The FHF has partnered with Clover Leaf University to study brain injury. The President and Founder, Chloe Villano, received accredited approval for CLU in 2013 by the Colorado Department of Higher Education’s Private Occupational School Board. Villano is a pioneer in the cannabis and hemp industry and prioritized brain injury for the study.

“This historic study is the first of its kind and it is a privilege to work with the Flowering HOPE Foundation to address the problem of brain injury and collaborate with a neuroscientist who understands the brain endocannabinoid system, such as Dr. Cooper. There are currently no effective treatments for traumatic brain injury or chronic traumatic encephalopathy, but phytocannabinoids may be a good candidate, based on the established science of anti-inflammatory and neuroprotective mechanisms. Clover Leaf University is excited to take the lead in clinical studies that will improve and save lives,” said Villano.

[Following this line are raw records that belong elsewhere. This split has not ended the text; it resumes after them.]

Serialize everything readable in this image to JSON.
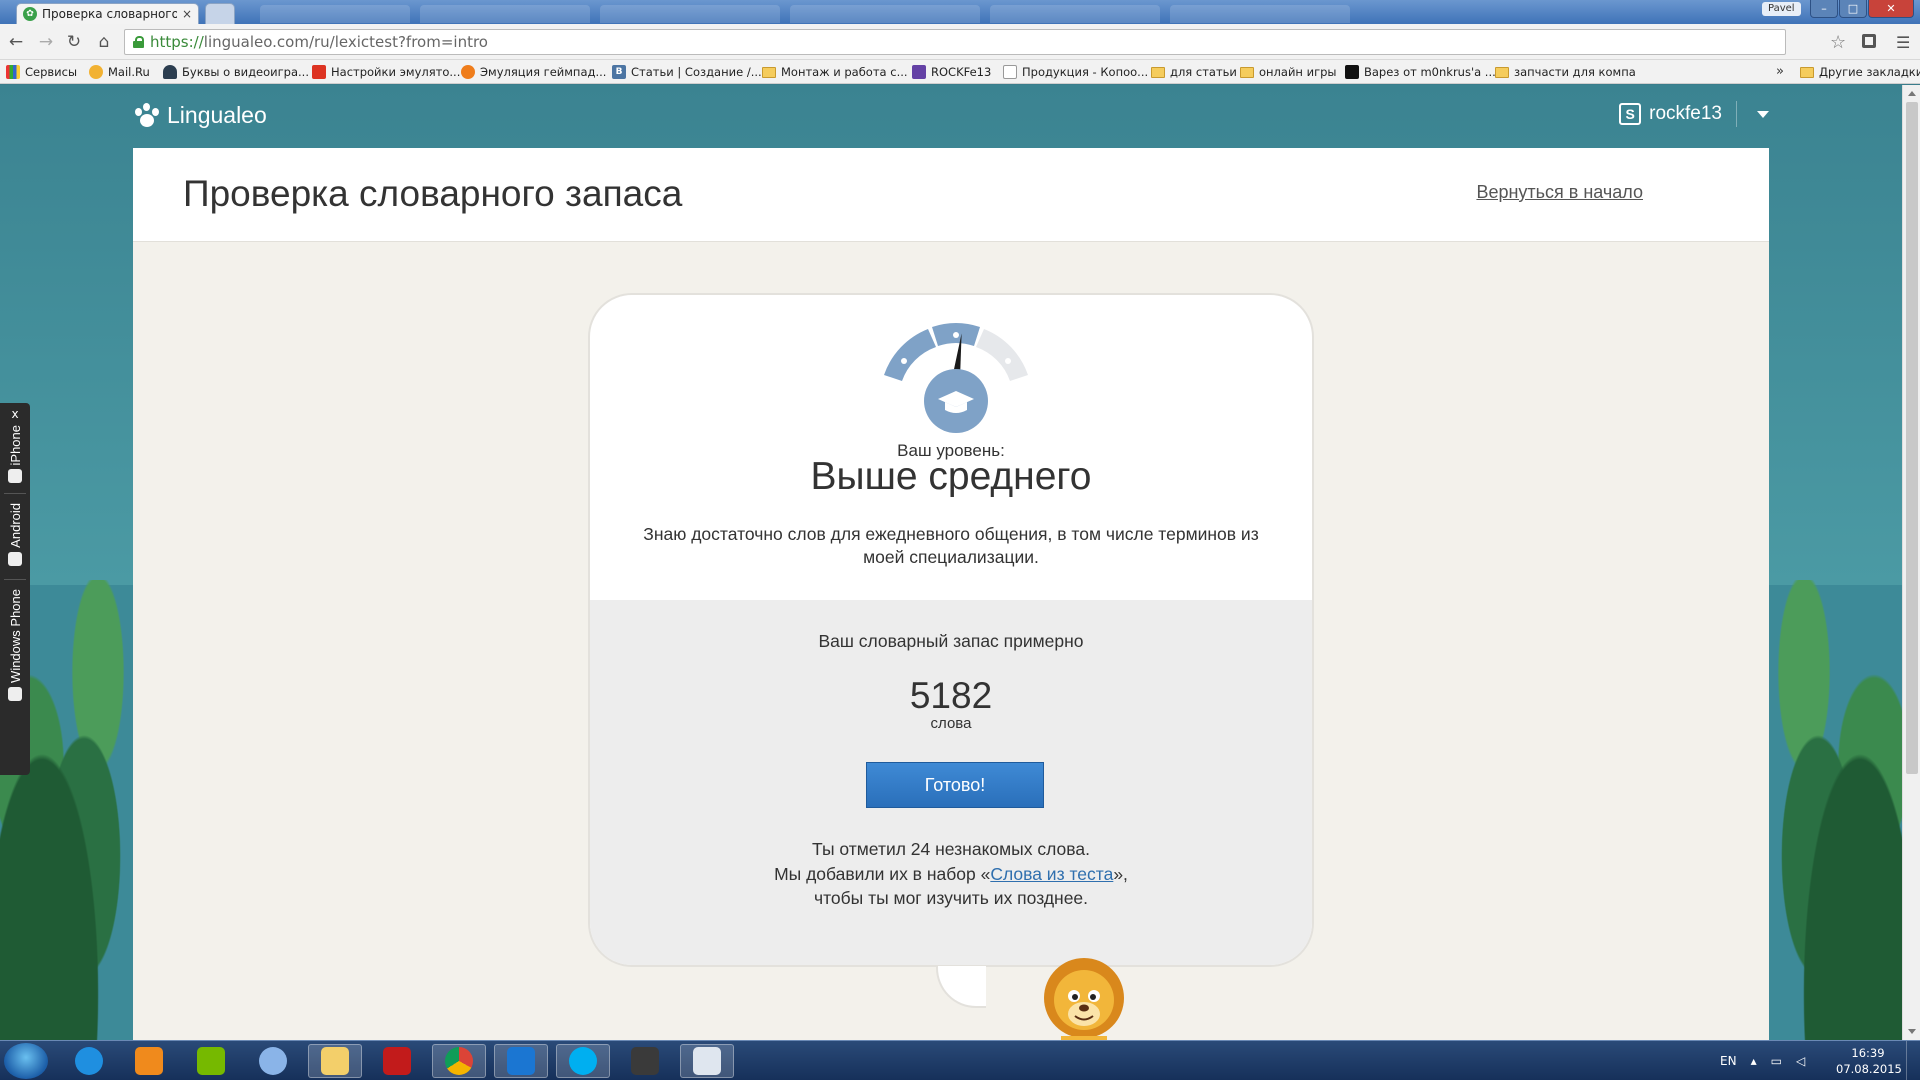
{
  "browser": {
    "tab_title": "Проверка словарного за",
    "tab_close": "×",
    "window_user": "Pavel",
    "window_controls": {
      "minimize": "–",
      "maximize": "□",
      "close": "✕"
    },
    "url_scheme": "https://",
    "url_rest": "lingualeo.com/ru/lexictest?from=intro"
  },
  "bookmarks": {
    "items": [
      {
        "label": "Сервисы",
        "icon": "apps-icon"
      },
      {
        "label": "Mail.Ru",
        "icon": "mailru-icon"
      },
      {
        "label": "Буквы о видеоигра...",
        "icon": "user-icon"
      },
      {
        "label": "Настройки эмулято...",
        "icon": "red-square-icon"
      },
      {
        "label": "Эмуляция геймпад...",
        "icon": "orange-circle-icon"
      },
      {
        "label": "Статьи | Создание /...",
        "icon": "vk-icon"
      },
      {
        "label": "Монтаж и работа с...",
        "icon": "folder-icon"
      },
      {
        "label": "ROCKFe13",
        "icon": "twitch-icon"
      },
      {
        "label": "Продукция - Копоо...",
        "icon": "page-icon"
      },
      {
        "label": "для статьи",
        "icon": "folder-icon"
      },
      {
        "label": "онлайн игры",
        "icon": "folder-icon"
      },
      {
        "label": "Варез от m0nkrus'а ...",
        "icon": "m-icon"
      },
      {
        "label": "запчасти для компа",
        "icon": "folder-icon"
      }
    ],
    "more": "»",
    "other": "Другие закладки"
  },
  "site": {
    "logo_text": "Lingualeo",
    "username": "rockfe13"
  },
  "page": {
    "title": "Проверка словарного запаса",
    "back_link": "Вернуться в начало"
  },
  "result": {
    "level_caption": "Ваш уровень:",
    "level_value": "Выше среднего",
    "level_description": "Знаю достаточно слов для ежедневного общения, в том числе терминов из моей специализации.",
    "gauge_level": 0.55,
    "vocab_caption": "Ваш словарный запас примерно",
    "vocab_count": "5182",
    "vocab_unit": "слова",
    "done_button": "Готово!",
    "note_line1": "Ты отметил 24 незнакомых слова.",
    "note_line2_prefix": "Мы добавили их в набор «",
    "note_link": "Слова из теста",
    "note_line2_suffix": "»,",
    "note_line3": "чтобы ты мог изучить их позднее."
  },
  "side_panel": {
    "close": "x",
    "items": [
      "iPhone",
      "Android",
      "Windows Phone"
    ]
  },
  "taskbar": {
    "language": "EN",
    "time": "16:39",
    "date": "07.08.2015"
  },
  "colors": {
    "brand_teal": "#3d8a98",
    "button_blue": "#2f7cc6",
    "gauge_blue": "#7fa2c7"
  }
}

The lead neuroscientist responsible for the study,  Don Cooper, Ph.D, is President of Real-Time Diagnostics Ventures Inc. He has published 45 peer reviewed papers on neuronal memory formation/plasticity and has studied brain cannabinoids since 2000, when he received his first NIH grant. 

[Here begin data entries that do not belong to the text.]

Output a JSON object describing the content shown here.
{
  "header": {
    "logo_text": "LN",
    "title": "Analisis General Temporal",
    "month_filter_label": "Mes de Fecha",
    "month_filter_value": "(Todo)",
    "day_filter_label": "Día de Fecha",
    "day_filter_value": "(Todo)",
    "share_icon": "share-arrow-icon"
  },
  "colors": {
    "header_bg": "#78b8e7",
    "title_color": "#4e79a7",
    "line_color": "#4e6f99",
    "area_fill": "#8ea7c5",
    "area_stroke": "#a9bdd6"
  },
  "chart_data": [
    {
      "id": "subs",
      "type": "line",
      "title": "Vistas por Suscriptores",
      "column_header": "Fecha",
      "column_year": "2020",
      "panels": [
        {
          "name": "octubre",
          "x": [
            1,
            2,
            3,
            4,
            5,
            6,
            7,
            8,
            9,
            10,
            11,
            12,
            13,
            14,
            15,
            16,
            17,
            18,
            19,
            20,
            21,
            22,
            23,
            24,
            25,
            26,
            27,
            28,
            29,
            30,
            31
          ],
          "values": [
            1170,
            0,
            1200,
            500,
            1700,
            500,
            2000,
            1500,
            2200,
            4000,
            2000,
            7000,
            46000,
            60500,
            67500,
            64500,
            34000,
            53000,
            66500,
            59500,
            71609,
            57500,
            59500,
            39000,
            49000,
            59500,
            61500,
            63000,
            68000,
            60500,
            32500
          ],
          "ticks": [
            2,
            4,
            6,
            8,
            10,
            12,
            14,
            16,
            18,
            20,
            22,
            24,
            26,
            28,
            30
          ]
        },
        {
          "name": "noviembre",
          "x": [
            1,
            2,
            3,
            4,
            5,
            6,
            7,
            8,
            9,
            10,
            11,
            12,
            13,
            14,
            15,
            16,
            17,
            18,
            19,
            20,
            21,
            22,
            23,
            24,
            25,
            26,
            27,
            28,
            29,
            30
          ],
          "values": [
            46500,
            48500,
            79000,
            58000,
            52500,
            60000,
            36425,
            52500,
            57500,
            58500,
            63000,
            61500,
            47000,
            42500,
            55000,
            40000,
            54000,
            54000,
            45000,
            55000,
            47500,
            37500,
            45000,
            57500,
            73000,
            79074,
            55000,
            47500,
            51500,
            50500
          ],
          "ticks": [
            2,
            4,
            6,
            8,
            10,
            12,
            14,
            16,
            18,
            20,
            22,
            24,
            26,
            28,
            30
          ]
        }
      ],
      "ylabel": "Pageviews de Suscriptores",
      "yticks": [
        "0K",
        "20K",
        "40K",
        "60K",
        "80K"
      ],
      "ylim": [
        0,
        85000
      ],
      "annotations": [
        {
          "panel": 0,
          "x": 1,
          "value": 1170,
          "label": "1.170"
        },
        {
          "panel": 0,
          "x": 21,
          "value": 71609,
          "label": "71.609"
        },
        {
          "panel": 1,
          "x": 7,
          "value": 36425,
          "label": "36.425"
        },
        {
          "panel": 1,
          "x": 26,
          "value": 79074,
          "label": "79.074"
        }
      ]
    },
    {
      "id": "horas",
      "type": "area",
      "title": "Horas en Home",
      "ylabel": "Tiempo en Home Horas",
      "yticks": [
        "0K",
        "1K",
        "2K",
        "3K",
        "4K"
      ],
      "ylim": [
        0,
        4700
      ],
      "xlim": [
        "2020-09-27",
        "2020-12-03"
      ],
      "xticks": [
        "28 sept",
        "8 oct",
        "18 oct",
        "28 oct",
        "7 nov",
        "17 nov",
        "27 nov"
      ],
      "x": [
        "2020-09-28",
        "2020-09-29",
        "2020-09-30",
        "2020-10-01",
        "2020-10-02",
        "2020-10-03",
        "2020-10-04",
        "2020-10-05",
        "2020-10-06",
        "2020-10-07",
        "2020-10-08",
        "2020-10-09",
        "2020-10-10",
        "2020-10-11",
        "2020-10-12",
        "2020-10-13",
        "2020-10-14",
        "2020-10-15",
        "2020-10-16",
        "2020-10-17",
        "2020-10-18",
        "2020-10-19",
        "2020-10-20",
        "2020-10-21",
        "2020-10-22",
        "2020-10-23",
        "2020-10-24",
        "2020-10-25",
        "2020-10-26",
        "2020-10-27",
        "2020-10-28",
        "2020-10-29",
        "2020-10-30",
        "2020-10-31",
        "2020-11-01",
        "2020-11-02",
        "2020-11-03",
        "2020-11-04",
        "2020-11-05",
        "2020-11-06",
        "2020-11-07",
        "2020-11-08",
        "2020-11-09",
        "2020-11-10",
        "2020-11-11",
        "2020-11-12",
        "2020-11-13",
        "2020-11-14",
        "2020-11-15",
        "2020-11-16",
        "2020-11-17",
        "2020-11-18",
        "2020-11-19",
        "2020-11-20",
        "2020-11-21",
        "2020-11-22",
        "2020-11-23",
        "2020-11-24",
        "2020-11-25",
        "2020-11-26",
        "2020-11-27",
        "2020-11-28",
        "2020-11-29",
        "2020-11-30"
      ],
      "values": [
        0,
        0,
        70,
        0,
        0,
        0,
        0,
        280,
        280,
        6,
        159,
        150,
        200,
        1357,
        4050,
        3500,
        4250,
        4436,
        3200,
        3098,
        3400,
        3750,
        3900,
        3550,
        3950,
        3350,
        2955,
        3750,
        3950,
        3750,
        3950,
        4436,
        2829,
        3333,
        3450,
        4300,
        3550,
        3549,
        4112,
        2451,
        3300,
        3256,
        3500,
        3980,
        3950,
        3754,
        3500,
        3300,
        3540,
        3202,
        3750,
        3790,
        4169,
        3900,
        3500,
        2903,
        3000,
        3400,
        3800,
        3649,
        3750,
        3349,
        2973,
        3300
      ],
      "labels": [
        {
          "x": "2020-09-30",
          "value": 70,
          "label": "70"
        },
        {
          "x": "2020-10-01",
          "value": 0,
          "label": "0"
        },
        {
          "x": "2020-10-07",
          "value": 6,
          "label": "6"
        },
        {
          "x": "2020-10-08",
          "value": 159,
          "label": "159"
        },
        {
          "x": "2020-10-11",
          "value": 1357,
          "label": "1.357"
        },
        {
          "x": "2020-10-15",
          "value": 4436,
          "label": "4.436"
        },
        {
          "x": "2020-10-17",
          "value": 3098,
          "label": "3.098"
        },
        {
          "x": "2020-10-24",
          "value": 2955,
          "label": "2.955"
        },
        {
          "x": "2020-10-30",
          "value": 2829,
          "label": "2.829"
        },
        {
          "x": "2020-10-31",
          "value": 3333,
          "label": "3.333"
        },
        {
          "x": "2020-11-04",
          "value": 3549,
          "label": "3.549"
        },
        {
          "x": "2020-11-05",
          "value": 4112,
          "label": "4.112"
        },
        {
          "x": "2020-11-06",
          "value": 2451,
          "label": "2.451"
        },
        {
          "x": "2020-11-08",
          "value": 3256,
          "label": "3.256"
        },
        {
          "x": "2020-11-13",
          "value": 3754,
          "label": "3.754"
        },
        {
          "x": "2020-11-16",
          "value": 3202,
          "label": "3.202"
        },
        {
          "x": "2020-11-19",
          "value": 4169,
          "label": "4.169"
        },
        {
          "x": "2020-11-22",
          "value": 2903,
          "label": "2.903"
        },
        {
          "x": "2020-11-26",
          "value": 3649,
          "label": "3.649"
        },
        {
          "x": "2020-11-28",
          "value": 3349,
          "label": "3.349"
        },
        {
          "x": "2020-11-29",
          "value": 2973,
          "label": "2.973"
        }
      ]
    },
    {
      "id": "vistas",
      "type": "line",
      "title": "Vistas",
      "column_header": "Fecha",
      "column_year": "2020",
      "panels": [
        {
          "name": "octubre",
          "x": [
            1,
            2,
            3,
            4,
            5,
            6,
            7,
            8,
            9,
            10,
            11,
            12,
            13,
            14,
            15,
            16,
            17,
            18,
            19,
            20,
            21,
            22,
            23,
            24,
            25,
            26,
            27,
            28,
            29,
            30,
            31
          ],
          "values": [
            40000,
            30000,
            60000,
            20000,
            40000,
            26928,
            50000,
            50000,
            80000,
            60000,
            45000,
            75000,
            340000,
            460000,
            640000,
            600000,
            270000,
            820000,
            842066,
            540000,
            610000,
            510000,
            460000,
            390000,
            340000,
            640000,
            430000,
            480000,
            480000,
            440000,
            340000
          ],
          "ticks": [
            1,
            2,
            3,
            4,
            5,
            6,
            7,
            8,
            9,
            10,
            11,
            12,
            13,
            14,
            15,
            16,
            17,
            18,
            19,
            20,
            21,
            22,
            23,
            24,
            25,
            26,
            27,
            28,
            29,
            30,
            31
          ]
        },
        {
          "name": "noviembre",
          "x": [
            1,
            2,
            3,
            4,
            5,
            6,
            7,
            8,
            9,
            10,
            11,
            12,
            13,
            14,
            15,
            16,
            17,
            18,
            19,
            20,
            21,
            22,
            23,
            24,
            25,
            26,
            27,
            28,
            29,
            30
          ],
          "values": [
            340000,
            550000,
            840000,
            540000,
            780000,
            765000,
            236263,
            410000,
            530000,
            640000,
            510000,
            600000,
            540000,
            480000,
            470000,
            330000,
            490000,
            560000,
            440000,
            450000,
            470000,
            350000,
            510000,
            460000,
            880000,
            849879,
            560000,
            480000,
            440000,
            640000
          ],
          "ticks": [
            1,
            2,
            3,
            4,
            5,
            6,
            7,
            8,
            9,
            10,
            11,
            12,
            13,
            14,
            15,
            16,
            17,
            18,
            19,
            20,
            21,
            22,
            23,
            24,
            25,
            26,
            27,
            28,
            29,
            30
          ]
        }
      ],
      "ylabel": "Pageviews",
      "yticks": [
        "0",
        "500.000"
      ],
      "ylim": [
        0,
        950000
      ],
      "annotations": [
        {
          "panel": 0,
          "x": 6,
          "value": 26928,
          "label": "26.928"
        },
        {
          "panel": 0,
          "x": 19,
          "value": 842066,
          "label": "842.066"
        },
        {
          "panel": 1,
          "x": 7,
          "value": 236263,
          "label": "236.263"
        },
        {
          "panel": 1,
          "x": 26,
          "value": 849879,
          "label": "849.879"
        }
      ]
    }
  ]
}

“I never thought it would take almost 20 years from when I started working on the brain cannabinoid system to have the first approved clinical study on phytocannabinoids and brain injury. We have convincing preclinical data showing that phytocannabinoids are neuroprotective and may be critically important for restoring neuronal function after brain injury,” stated Cooper.

For more information contact the study Clinical Coordinator at TBIstudy@protonmail.com.

Colorado’s Legal Cannabis Industry: By The Numbers

COLORADO: How big is Colorado’s legal cannabis industry? According to the Colorado Department of Revenue Enforcement Division, there are 675 medical marijuana cultivators supplying 239 infused product manufacturers, with 735 cultivators supplying 549 retail stores in Colorado.

Here are the official numbers as of January 2, 2019.

Colorado Cannabis By the numbers

Source: MED Resources & Statistics 

CDA Announces Colorado’s 2018 CDA-Approved Certified Hemp Seed Varieties

CDA-LogoCOLORADO: The Colorado Department of Agriculture (CDA) is announcing that six industrial hemp seed varieties have passed the 2018 statewide THC validation and observation trial and are now eligible to be grown by the members of the Colorado Seed Growers Association for production of “CDA Approved Certified Seed.”

In 2018, the CDA Approved Certified Hemp seed program trialed eight varieties of hemp across Colorado’s diverse growing conditions to validate if they would grow mature plants that test at or below 0.3% THC concentration on a dry weight basis. During 2018, the program approved six new varieties approved to be grown as a class of “CDA Approved Certified Seed.”
CDA Hemp Seeds
To be CDA Approved Certified Seed, hemp varieties must be produced and labeled by members of the Colorado Seed Growers Association according to Association of Official Seed Certifying Agencies (AOSCA) standards.
The seed varieties were grown and tested in the Northeast, Arkansas Valley, Front Range, the San Luis Valley and on the Western Slope.  These five locations with distinct differences in daytime and nighttime temperatures, in altitude, length of growing season, and soil types, provide the CDA with a broad representation of Colorado’s growing conditions. Growers planting with CDA Approved Certified Seed would be considered very low risk for testing purposes.
For seed availability please contact the seed companies listed. The CDA Approved Certified Seed program requires that all individual seed packages be tagged with both CDA tags and certified seed tags. CDA does not sell seed and has no information about seed availability or variety performance; please check with the individual seed companies listed.
CDA Approved Varieties to Date
For more information on the certified seed program, visit the CDA’s Industrial Hemp web page or contact Terry Moran, Industrial Hemp Certified Seed Specialist, at 303.869.9078 or email Terry.moran@state.co.us.